With today’s crazy-busy buyers, how do you get their attention? Jill Konarth one of best sales-thought leaders who has years of research in buyers’ behavior, discovered that readers evaluate an email on four key questions:
- How simple is it?
- Does this person offer value to my business?
- Is this aligned with my objectives?
- How big a priority is it?
Critical factors you need to think about before you craft a message:
Length: 80.8% of prospects read emails on mobile screens. The shorter, the better. Keep your emails under 90 words.
Subject Line: Be precise and action-oriented. There has been enough debate on whether length of subject lines matters. My experience being: they don’t matter. If you have a referral or relevant name to drop, always mention that. Subject lines that address immediate concerns, company changes, or critical business issues are always highly effective.
Here are some example subject lines that get reads:
- Quick questions about next quarter’s sales targets
- Ideas for disrupting the top of sales funnel
- Sam Ribnick suggested I get in touch with you
- 3 steps to improve social selling ROI
Personalize: If I had to pick a single most critical factor to help get a response, I would chose personalization of an email. Work to surprise your buyer with your relevant research on their challenges and needs. If there is a reference point for you to mention, please do.
Pique curiosity: Present a compelling value to your buyer, you can do this in following ways:
- Refer prospect challenges. Example: If you are like most marketers today, you’re under a ton of pressure to increase your lead effectiveness.
- Refer similar customers. Example: I thought you might be interested in what we did with…

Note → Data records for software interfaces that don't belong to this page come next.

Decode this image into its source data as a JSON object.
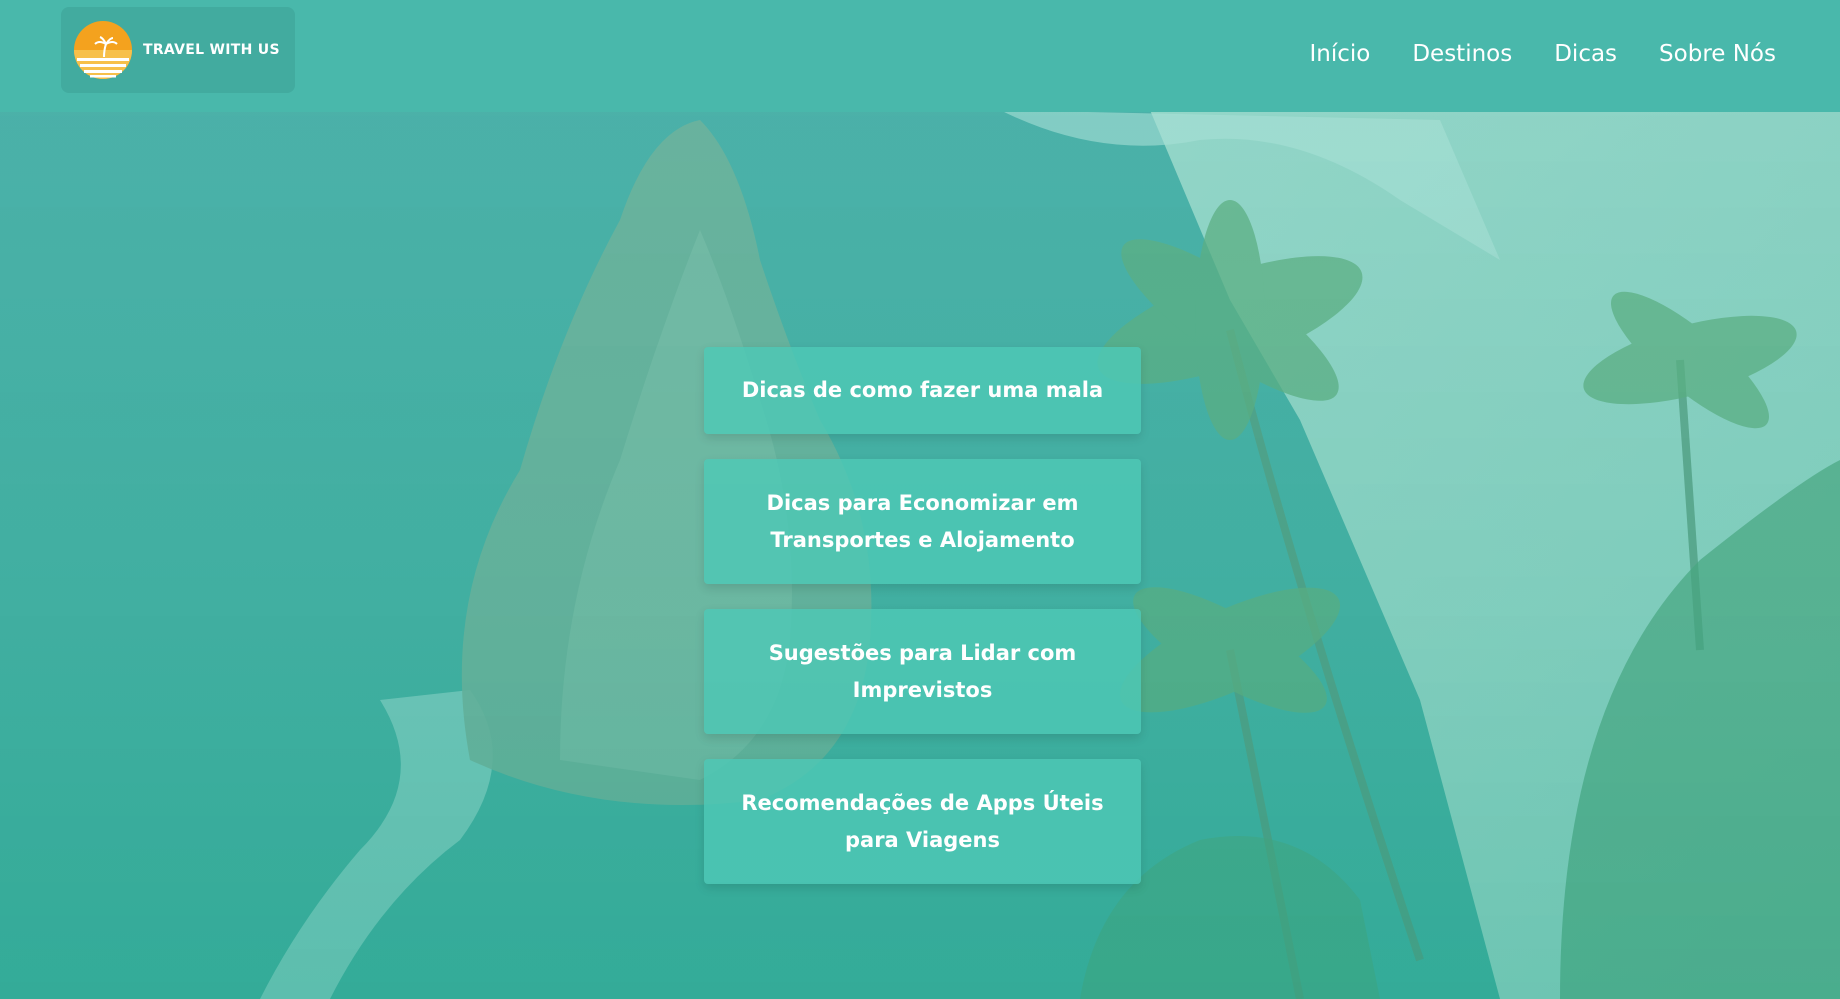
{
  "colors": {
    "header_bg": "#49b8ab",
    "tile_bg": "#4ec8b6",
    "text": "#ffffff",
    "logo_sun": "#f4a21e"
  },
  "logo": {
    "text": "TRAVEL WITH US",
    "icon": "sunset-palm-icon"
  },
  "nav": {
    "items": [
      {
        "label": "Início"
      },
      {
        "label": "Destinos"
      },
      {
        "label": "Dicas"
      },
      {
        "label": "Sobre Nós"
      }
    ]
  },
  "tips": [
    {
      "label": "Dicas de como fazer uma mala"
    },
    {
      "label": "Dicas para Economizar em Transportes e Alojamento"
    },
    {
      "label": "Sugestões para Lidar com Imprevistos"
    },
    {
      "label": "Recomendações de Apps Úteis para Viagens"
    }
  ]
}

- Mention Trigger events. Example: The reason I contacted you is because I read about your (triggering event). Based on my experience working with other firms, when (triggering event) happens, it usually creates (problems/challenges) with …
- Refer to industry trend. Example:In researching your competitors, I learnt that one of the prime initiatives this year for (Blank) industry is…
- Direct Value Proposition. Example: We help large companies reduce cost of sales by …
- Refer the competition. Example: Hi Marc, I had a question about your competitor “XYZ”. Did you know they were looking to implement our software? If you have time next week, I can help you with …
Value Proposition:Buyers don’t care about your products and services. They want results. State your value proposition in clear business terms. Corporate buyers are particularly attracted to phrases such as: increased revenue, improved customer retention, higher ROI, increased competitor differentiation, decreased costs, etc.
Close graciously: Do this by inviting an action. It could be a meeting request or a question which could be replied to in a few words. Example: If you are the appropriate person to speak with, what does the calendar look like early next week? If not, who do you recommend I speak with?
I have experienced that when you follow these simple rules, prospects want to open a dialogue with you and share their business objectives, needs, and challenges. I used these rules to achieve more than a 40% response rate.
What are some of the best practices you use while sending prospecting emails to your buyers? I would love to hear what has been effective email response strategy for you.